Race and class continue to determine how much public attention is paid to cases of gender-based violence.
British police say they have charged a man with the murder of female teacher Sabina Nessa who was found dead near her home in London, a killing that again raised public anger about violence towards women.
Nessa, 28, left her home in Kidbrooke, south London, on the evening of September 17 to make the five-minute walk through a local park to a bar where she was due to meet a friend.
She never arrived and her body was found in the park nearly 24 hours later covered with leaves.
Police said on Monday they have charged 36-year-old Koci Selamaj who is due to appear at Willesden Magistrates’ Court in London on Tuesday.
The suspect is understood to have been working as a food delivery driver.

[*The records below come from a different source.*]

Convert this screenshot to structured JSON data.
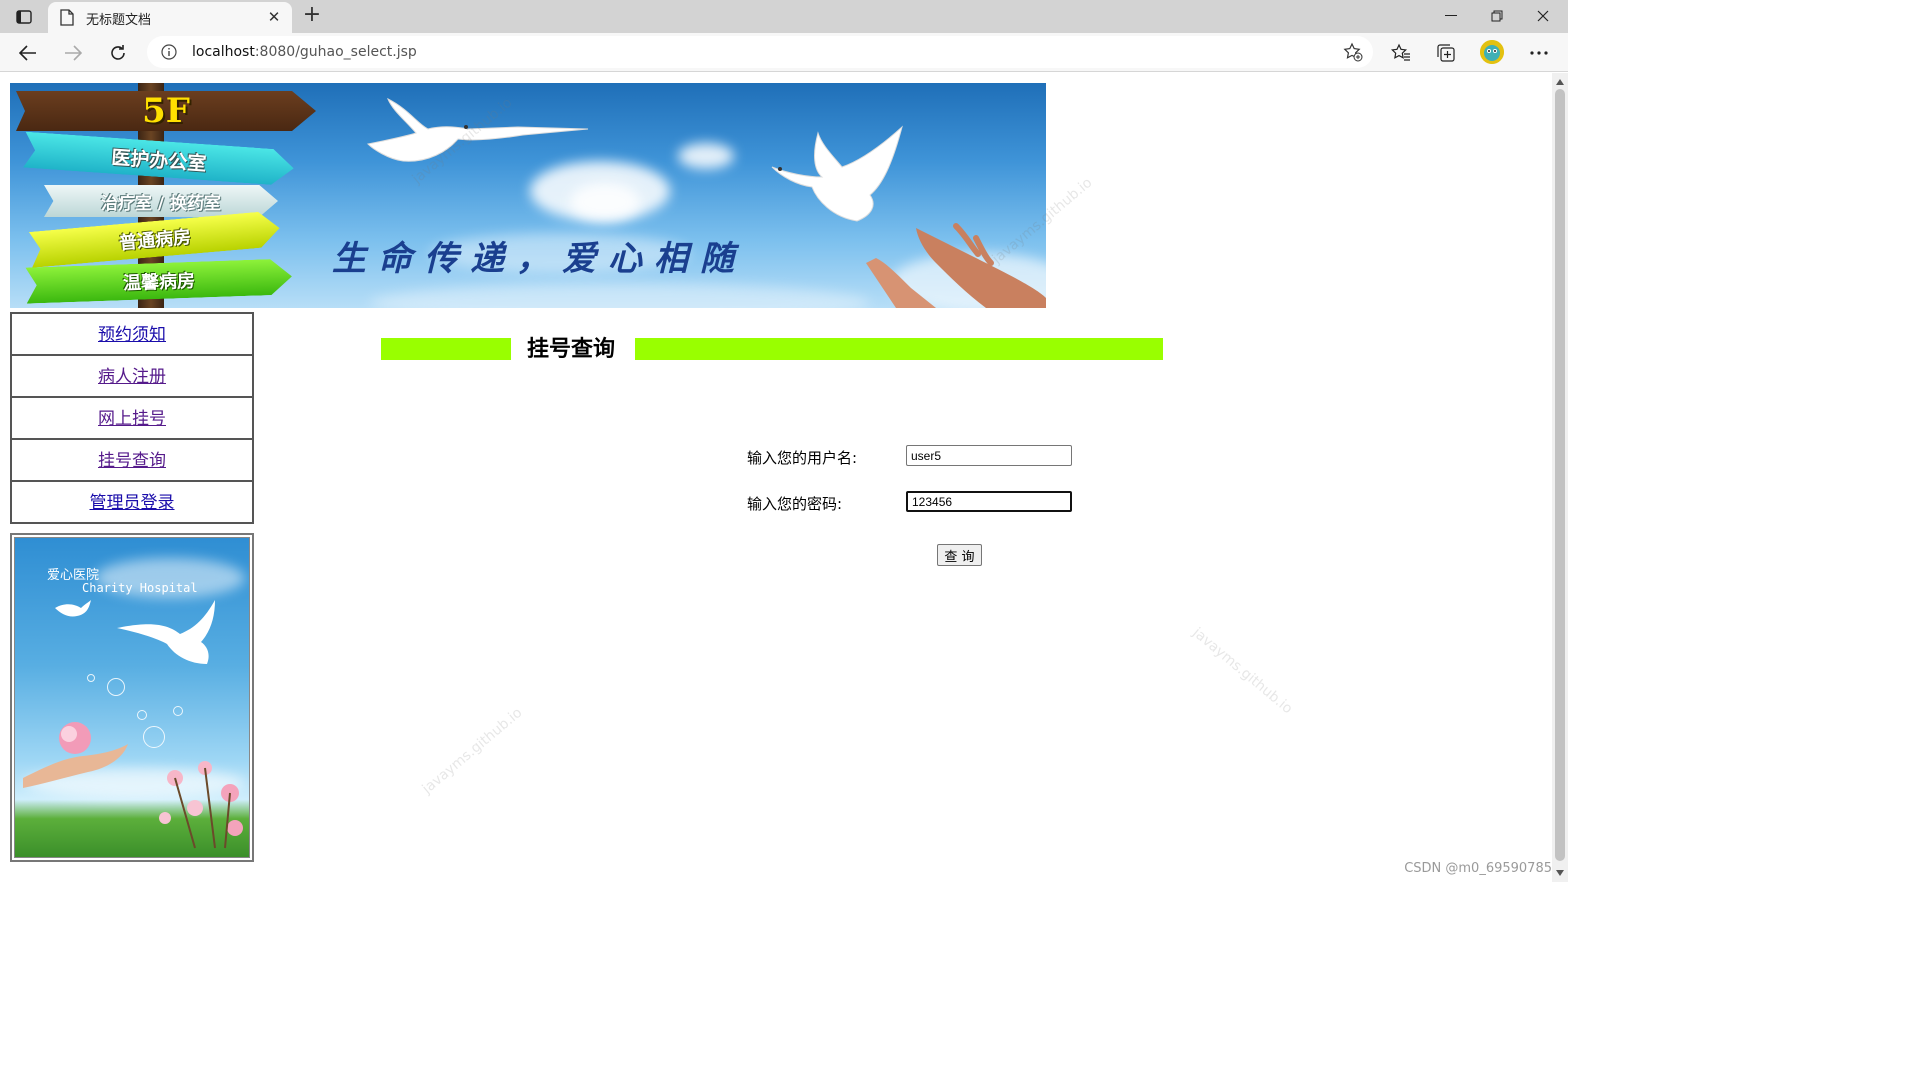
{
  "browser": {
    "tab_title": "无标题文档",
    "url_host": "localhost",
    "url_rest": ":8080/guhao_select.jsp"
  },
  "banner": {
    "floor": "5F",
    "signs": [
      "医护办公室",
      "治疗室 / 换药室",
      "普通病房",
      "温馨病房"
    ],
    "slogan": "生命传递，爱心相随"
  },
  "menu": {
    "items": [
      {
        "label": "预约须知"
      },
      {
        "label": "病人注册"
      },
      {
        "label": "网上挂号"
      },
      {
        "label": "挂号查询"
      },
      {
        "label": "管理员登录"
      }
    ]
  },
  "promo": {
    "name_cn": "爱心医院",
    "name_en": "Charity Hospital"
  },
  "main": {
    "title": "挂号查询",
    "username_label": "输入您的用户名:",
    "username_value": "user5",
    "password_label": "输入您的密码:",
    "password_value": "123456",
    "submit_label": "查 询"
  },
  "watermark": "javayms.github.io",
  "footer_credit": "CSDN @m0_69590785",
  "colors": {
    "title_bar": "#99ff00",
    "link": "#1a0dab"
  }
}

Police had earlier released CCTV footage of a man seen along Nessa’s route on the night she was killed, asking anyone who recognised him to contact them immediately.
Police said the man is believed to have been carrying a reflective red object that he may have been trying to conceal up his sleeve.
Nessa was a teacher at Rushey Green Primary School in Catford, southeast London.
Vigils were held in the local area and across the United Kingdom to remember Nessa and to highlight violence against women.
On Friday, hundreds of people, including her sister, gathered for a candlelit vigil organised in Pegler Square, London.
Jebina Yasmin Islam, Nessa’s sister, broke down as she addressed crowds.
“Words cannot describe how we are feeling, this feels like we are stuck in a bad dream and can’t get out of it – our world is shattered, we are simply lost for words,” she said. “No family should go through what we are going through.”
Nessa’s death has fueled concerns that women are not safe on the streets of the UK’s capital.
Her killing came six months after there was a huge public outcry and demands for action after another woman, Sarah Everard, was abducted, raped and murdered in south London in March by a police officer.
The Everard case shocked the country and saw thousands take to the streets to denounce violence against women.